Saturday 2 November 2013

Café racer

I've been getting a handle on café racer culture recently.  A good place to start is the documentary below available on youtube:

A motorcycle phenomenon that combines DIY backyard mechanics, customization, restoration, links to British post war culture and a focus on pure two wheeling?  I'm in!  When you also factor in the old RAF inspired bike gear café racing only gets better.

What first got me thinking about it was It's Better In The Wind, a beautifully shot and music themed short art piece about friends on their classic café racers.  As a mood piece it captured a lot of the gritty romanticism in motorcycling.

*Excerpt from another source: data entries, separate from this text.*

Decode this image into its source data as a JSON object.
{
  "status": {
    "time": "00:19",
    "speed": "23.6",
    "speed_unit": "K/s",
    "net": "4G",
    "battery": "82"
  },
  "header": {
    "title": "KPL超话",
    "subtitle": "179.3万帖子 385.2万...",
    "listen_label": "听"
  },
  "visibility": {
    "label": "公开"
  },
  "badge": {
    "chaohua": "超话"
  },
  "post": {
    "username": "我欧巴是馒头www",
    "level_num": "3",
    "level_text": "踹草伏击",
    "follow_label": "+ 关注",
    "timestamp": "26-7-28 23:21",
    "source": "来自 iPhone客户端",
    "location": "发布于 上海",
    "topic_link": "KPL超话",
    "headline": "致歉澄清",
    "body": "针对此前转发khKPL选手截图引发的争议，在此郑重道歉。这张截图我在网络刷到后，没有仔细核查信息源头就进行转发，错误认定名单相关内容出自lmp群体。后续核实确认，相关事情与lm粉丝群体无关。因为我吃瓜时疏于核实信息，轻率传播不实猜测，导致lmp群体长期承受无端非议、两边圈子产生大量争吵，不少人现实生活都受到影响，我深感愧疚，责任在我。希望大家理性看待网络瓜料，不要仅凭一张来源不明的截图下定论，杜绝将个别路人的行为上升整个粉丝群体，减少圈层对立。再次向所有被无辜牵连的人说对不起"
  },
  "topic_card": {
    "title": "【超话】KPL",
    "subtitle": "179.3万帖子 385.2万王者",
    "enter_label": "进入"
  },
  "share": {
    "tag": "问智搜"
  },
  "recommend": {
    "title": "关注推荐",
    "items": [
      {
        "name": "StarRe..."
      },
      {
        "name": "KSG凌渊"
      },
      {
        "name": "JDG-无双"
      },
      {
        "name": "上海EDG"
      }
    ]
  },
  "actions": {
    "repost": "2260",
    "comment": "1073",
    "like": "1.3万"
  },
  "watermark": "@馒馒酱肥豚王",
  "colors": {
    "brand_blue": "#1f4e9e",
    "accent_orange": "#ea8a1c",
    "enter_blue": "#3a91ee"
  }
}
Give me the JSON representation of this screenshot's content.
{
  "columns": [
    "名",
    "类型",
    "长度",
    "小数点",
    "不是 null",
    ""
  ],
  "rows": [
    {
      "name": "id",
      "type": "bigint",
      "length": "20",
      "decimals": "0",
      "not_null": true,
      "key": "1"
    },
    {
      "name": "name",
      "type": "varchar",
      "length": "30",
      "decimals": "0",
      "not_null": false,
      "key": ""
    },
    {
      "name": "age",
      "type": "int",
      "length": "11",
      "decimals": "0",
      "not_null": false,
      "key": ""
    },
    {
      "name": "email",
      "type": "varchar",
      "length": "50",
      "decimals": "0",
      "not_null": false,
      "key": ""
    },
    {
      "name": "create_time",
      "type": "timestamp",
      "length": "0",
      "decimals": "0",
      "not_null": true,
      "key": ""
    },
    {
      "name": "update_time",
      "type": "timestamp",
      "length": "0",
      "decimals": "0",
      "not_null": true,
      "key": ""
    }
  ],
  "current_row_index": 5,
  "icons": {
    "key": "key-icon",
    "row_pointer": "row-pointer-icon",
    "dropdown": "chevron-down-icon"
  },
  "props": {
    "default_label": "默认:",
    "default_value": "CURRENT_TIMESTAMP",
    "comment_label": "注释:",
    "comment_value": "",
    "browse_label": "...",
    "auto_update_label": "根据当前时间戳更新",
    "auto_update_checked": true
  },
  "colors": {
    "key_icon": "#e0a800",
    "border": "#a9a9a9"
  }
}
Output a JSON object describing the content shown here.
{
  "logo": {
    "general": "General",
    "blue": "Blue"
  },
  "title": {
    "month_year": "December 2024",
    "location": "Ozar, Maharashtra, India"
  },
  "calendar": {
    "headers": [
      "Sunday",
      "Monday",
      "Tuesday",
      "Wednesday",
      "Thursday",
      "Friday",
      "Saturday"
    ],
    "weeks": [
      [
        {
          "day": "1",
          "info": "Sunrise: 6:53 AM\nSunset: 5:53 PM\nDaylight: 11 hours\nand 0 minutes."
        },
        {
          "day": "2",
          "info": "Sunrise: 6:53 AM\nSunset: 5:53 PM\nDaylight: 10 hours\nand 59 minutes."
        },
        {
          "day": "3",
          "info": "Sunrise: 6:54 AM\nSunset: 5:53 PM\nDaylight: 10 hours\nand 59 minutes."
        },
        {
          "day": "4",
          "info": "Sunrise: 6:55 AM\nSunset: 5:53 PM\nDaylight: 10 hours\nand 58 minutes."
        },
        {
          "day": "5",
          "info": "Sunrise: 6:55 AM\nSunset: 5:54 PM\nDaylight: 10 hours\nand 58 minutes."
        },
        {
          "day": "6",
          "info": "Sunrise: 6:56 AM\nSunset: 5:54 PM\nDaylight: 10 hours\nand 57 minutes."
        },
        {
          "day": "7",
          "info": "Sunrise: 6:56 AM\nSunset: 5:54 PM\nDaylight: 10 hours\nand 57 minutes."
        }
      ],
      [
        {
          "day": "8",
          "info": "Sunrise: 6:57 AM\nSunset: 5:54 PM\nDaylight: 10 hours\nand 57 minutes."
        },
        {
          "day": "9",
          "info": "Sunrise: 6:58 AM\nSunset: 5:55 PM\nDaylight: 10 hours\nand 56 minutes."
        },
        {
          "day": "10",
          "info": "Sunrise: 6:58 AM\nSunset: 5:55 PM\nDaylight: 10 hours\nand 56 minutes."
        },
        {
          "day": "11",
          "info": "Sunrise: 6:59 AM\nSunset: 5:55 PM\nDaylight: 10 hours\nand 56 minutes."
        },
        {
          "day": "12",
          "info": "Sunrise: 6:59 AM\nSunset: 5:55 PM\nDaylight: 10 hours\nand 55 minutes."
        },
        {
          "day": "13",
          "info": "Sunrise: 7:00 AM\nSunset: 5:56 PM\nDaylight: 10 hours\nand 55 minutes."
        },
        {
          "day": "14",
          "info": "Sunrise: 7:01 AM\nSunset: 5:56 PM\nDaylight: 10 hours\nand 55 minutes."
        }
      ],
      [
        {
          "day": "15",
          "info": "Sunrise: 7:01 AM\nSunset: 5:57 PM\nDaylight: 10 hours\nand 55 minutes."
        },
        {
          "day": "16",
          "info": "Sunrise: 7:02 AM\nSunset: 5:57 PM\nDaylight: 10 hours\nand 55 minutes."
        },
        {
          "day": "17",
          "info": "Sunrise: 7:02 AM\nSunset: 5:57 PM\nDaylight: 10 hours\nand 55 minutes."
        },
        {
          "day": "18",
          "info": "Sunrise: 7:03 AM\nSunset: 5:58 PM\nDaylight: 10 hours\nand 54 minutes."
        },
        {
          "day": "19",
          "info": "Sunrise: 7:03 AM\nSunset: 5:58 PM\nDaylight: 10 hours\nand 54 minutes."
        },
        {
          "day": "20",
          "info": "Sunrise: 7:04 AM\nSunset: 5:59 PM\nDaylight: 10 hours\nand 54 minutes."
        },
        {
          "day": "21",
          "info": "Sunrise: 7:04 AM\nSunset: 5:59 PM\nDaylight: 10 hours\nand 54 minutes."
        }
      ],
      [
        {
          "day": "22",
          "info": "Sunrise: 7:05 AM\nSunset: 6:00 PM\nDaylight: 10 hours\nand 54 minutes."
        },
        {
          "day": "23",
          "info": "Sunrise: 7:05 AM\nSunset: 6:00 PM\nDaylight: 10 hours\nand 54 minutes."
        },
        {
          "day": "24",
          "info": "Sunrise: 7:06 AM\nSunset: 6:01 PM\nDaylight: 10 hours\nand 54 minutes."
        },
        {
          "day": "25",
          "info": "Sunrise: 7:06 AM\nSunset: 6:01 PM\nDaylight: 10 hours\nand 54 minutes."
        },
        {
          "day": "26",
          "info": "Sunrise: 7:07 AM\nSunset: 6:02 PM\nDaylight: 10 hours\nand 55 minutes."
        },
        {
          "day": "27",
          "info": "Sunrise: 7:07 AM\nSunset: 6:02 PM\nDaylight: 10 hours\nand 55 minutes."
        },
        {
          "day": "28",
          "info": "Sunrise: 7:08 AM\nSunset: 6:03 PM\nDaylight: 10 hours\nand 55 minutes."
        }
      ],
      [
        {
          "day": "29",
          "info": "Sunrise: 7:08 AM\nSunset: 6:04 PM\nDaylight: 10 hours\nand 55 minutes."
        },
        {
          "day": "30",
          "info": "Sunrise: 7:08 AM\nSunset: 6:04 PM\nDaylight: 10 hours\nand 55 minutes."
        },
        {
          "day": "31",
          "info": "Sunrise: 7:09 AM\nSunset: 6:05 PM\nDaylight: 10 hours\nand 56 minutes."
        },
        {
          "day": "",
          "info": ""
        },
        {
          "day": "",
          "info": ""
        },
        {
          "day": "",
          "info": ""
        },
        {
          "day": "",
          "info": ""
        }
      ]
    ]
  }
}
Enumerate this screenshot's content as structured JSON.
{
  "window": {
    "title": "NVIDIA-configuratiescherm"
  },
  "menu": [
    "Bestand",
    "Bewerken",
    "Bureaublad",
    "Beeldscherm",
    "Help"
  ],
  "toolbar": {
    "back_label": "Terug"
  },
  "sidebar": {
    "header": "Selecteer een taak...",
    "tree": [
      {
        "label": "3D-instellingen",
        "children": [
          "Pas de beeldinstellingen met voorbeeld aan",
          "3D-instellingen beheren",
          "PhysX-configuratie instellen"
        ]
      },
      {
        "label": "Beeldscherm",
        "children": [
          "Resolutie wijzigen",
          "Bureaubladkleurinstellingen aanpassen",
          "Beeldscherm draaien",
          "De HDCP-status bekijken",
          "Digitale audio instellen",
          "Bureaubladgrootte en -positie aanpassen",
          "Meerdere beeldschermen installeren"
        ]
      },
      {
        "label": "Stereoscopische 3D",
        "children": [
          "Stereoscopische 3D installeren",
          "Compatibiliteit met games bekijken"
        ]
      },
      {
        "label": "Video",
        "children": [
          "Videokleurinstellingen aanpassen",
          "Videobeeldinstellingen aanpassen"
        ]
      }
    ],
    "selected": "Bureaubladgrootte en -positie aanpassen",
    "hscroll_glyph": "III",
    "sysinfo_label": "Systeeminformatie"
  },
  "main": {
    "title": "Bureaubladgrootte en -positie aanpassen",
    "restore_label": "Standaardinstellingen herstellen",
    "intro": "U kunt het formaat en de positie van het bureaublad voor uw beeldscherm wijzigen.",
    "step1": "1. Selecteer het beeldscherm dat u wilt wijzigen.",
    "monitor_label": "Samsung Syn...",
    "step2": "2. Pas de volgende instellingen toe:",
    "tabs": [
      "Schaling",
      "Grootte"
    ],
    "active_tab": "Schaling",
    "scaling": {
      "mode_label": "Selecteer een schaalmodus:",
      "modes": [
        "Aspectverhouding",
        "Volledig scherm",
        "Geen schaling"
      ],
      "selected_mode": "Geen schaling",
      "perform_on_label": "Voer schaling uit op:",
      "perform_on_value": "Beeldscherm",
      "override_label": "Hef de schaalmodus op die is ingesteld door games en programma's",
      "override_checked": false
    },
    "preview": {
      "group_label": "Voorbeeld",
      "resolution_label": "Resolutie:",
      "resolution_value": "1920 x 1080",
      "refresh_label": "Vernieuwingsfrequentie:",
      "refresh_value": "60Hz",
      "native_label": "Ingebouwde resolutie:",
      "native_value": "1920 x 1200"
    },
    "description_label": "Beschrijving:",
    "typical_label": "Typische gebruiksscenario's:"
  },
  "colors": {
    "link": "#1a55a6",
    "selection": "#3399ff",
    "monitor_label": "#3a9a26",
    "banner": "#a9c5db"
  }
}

Last summer I was reading Shopclass As Soulcraft, and in it Matt Crawford described motorcycling as 'a beautiful war', which captured the risk and reward beautifully.  That book is mind expanding stuff written by a guy who walked away from academia and the magical thinking of the thought economy to open his own independent bike repair shop.  It's a must read, change your life kind of book that will make you want to get your hands busy again; just the sort of thing that racer building encourages.

I've tried my hand at restoring old cars or just keeping them on the road, but that tended to be a make it work to get to work kind of situation, lots of stress in that.  This is a hands on project that may very well lapse into a piece of rolling sculpture.  Mechanics, electronics and sculpture? I'm in love with the idea!

So, I'm on the lookout for an old bike that needs to come in out of the cold for the winter, one that's looking for a new lease on life.  It can be rusty and rough, the more it needs changing the more I'll want to change.  The end result will only enhance the feeling of oneness I've already felt with the Ninja.

There are many café racer links that will catch you up online:

1964: The 'leather boys' later generation rockers on modded cafe racers

Rocker style, 1950s England

One of the genesis locations for Cafe Racing culture ACE CAFE

The leather jackets, boots and gloves, the helmets and googles, RAF uniforms
were an obvious inspiration for the cafe racer look